Even the WSM stock price is in positive territory — though barely — on a YTD basis. Sadly, that metric alone won’t save WSM stock from being relegated to the discount dustbin.
The main problem for Williams-Sonoma can be summed up in two words: operating margins. Although WSM stock’s net income figures for Q2 FY2015 were in line with Wall Street estimates, a non-recurring benefit from a favorable income tax adjustment boosted the bottom line. Less impressive, however, was the negative revision for Q3, with WSM stock’s EPS estimates dropping to a range between 68 cents to 73 cents against an original target of 75 cents.
The bearishness stems from a lack of profitability, particularly in Williams-Sonoma’s e-commerce division, where a bulk of its revenues originate. The broader issue of economic slowdown further reinforces the margin-squeeze dilemma.
Technically, the situation hasn’t looked bad for WSM stock until quite recently, with shares charting a bullish trend channel for most of the year. That optimism came to a sudden halt when WSM stock followed the Dow Jones Industrial Average in lockstep to market purgatory in mid- to late August.
Since dropping to a low of $74.64 on the first day of September, WSM stock hasn’t done much of anything at all.
This sets up the possibility that WSM stock is in a consolidation phase just prior to the bears moving in for the kill. With both the broad fundamentals and Williams-Sonoma themselves confirming hesitancy, now is a good time to sit this one out.

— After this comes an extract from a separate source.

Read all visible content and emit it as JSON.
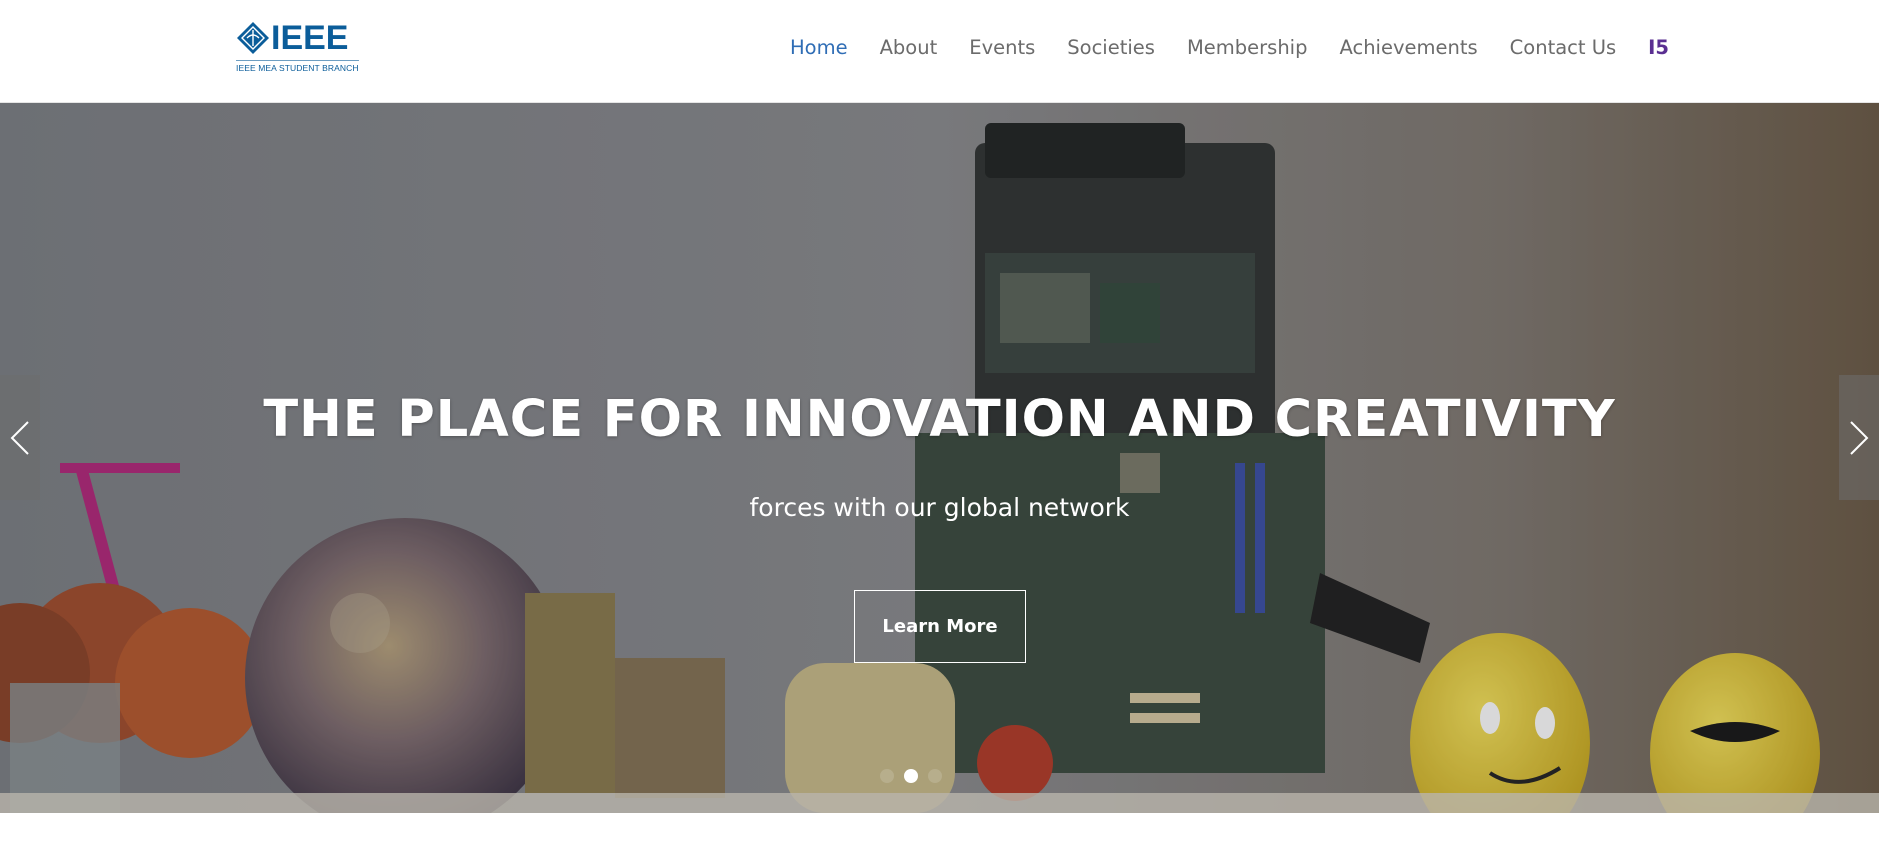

Home Furnishing Stocks to Sell: Bed Bath & Beyond (BBBY)
One of the more eclectic names among home furnishing stocks, Bed Bath & Beyond operates a number of stores besides its namesake brand, including popular outings such as World Market and buybuy Baby. Despite its diverse portfolio, however, BBBY stock hasn’t been able to climb out of the doldrums, with shares down nearly 26% YTD and demonstrating little evidence of turning around.
Blame the mixed message sent by BBBY’s latest earnings report. Although BBBY stock’s EPS hit $1.21, matching Wall Street’s expectation and improving 3.4% on a year-over-year basis, revenue failed to meet consensus forecast. Same store sales also fell short of company expectations as a result of unfavorable currency dynamics — a situation that Bed Bath & Beyond believes will continue to negatively impact sales. Further problematic issues arose in the form of gross profit margins, which jumped 38%, primarily due to increased offers and redemptions of coupons.
But the most obvious point of concern for BBBY stock is its technical health.
As noted by Market Realist, BBBY stock has breached all major support lines — against the 20, 50 and 200 day moving averages, Bed Bath & Beyond shares are down an average of nearly 9%. Worse yet, BBBY stock started this week with a brutal 4.4% loss, setting up a long road ahead for regaining credibility in the markets.
Combining a less-than-stellar earnings performance along with broad pessimism for the all-important third quarter, the risk may be too much to justify an investment in BBBY stock.
As of this writing, Josh Enomoto did not hold a position in any of the aforementioned securities.